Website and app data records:
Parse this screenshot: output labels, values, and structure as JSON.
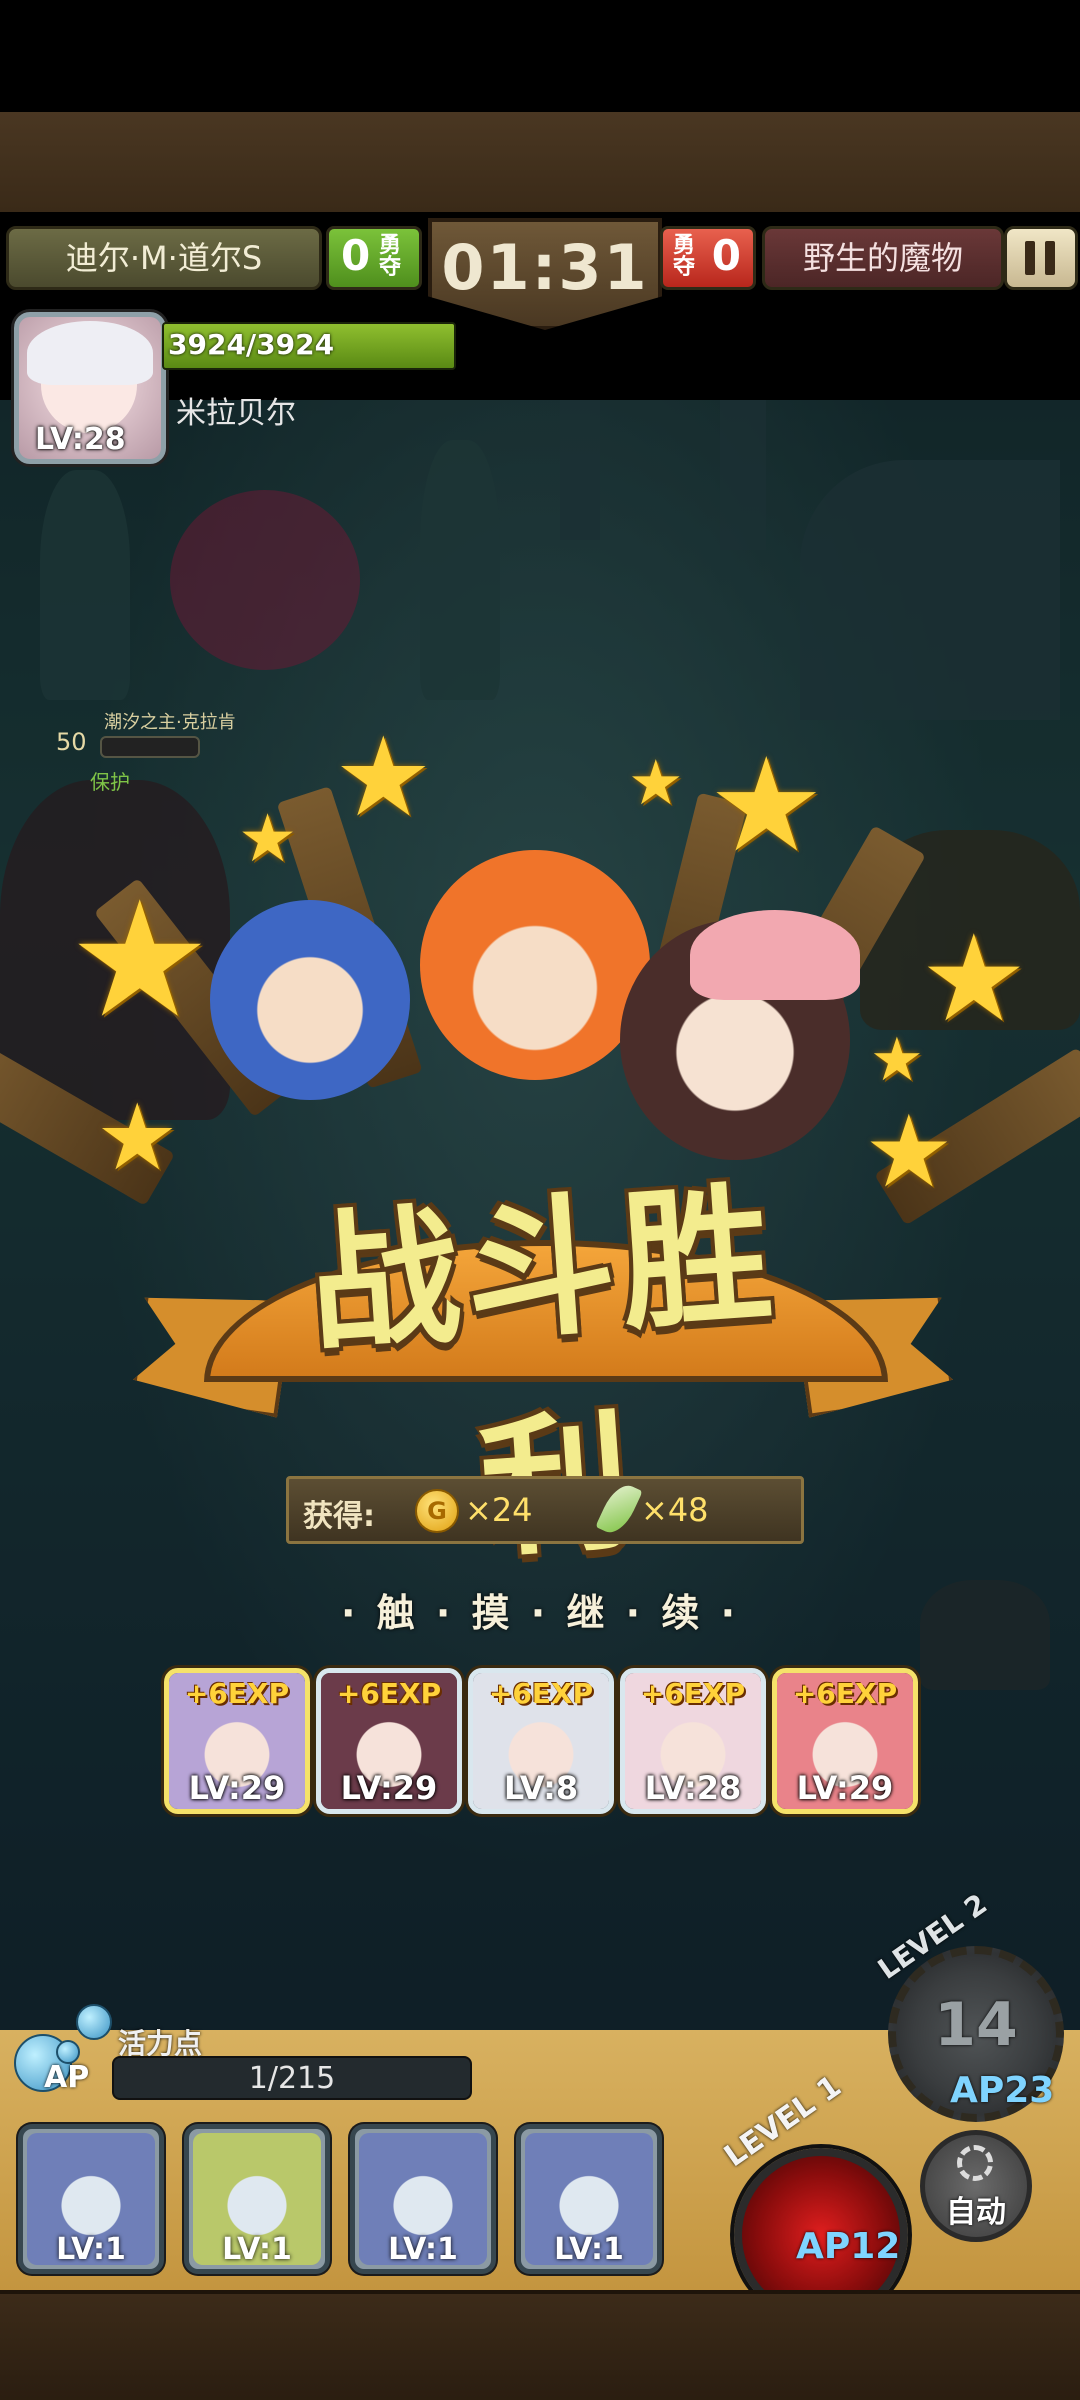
{
  "hud": {
    "player_name": "迪尔·M·道尔S",
    "player_score": "0",
    "enemy_name": "野生的魔物",
    "enemy_score": "0",
    "score_label": "勇夺",
    "timer": "01:31"
  },
  "hero": {
    "hp_text": "3924/3924",
    "hp_fraction": 1.0,
    "name": "米拉贝尔",
    "level": "LV:28"
  },
  "boss": {
    "title": "潮汐之主·克拉肯",
    "level": "50",
    "status": "保护"
  },
  "victory": {
    "title": "战斗胜利",
    "reward_label": "获得:",
    "coin_icon_glyph": "G",
    "coin_amount": "×24",
    "feather_amount": "×48",
    "continue_text": "· 触 · 摸 · 继 · 续 ·"
  },
  "party": [
    {
      "exp": "+6EXP",
      "level": "LV:29",
      "frame": "gold",
      "color": "#b7a4d6"
    },
    {
      "exp": "+6EXP",
      "level": "LV:29",
      "frame": "silver",
      "color": "#6b3b4a"
    },
    {
      "exp": "+6EXP",
      "level": "LV:8",
      "frame": "silver",
      "color": "#dfe2ea"
    },
    {
      "exp": "+6EXP",
      "level": "LV:28",
      "frame": "silver",
      "color": "#efd7df"
    },
    {
      "exp": "+6EXP",
      "level": "LV:29",
      "frame": "gold",
      "color": "#e9838a"
    }
  ],
  "bottom": {
    "vitality_label": "活力点",
    "ap_label": "AP",
    "ap_text": "1/215",
    "units": [
      {
        "level": "LV:1",
        "color": "#6f7fb8"
      },
      {
        "level": "LV:1",
        "color": "#b9c86a"
      },
      {
        "level": "LV:1",
        "color": "#6f7fb8"
      },
      {
        "level": "LV:1",
        "color": "#6f7fb8"
      }
    ],
    "level2_label": "LEVEL 2",
    "gear_number": "14",
    "ap23": "AP23",
    "level1_label": "LEVEL 1",
    "ap12": "AP12",
    "auto_label": "自动"
  }
}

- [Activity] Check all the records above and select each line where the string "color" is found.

- [Answer for this exercise]
      "color": "#b7a4d6"
      "color": "#6b3b4a"
      "color": "#dfe2ea"
      "color": "#efd7df"
      "color": "#e9838a"
        "color": "#6f7fb8"
        "color": "#b9c86a"
        "color": "#6f7fb8"
        "color": "#6f7fb8"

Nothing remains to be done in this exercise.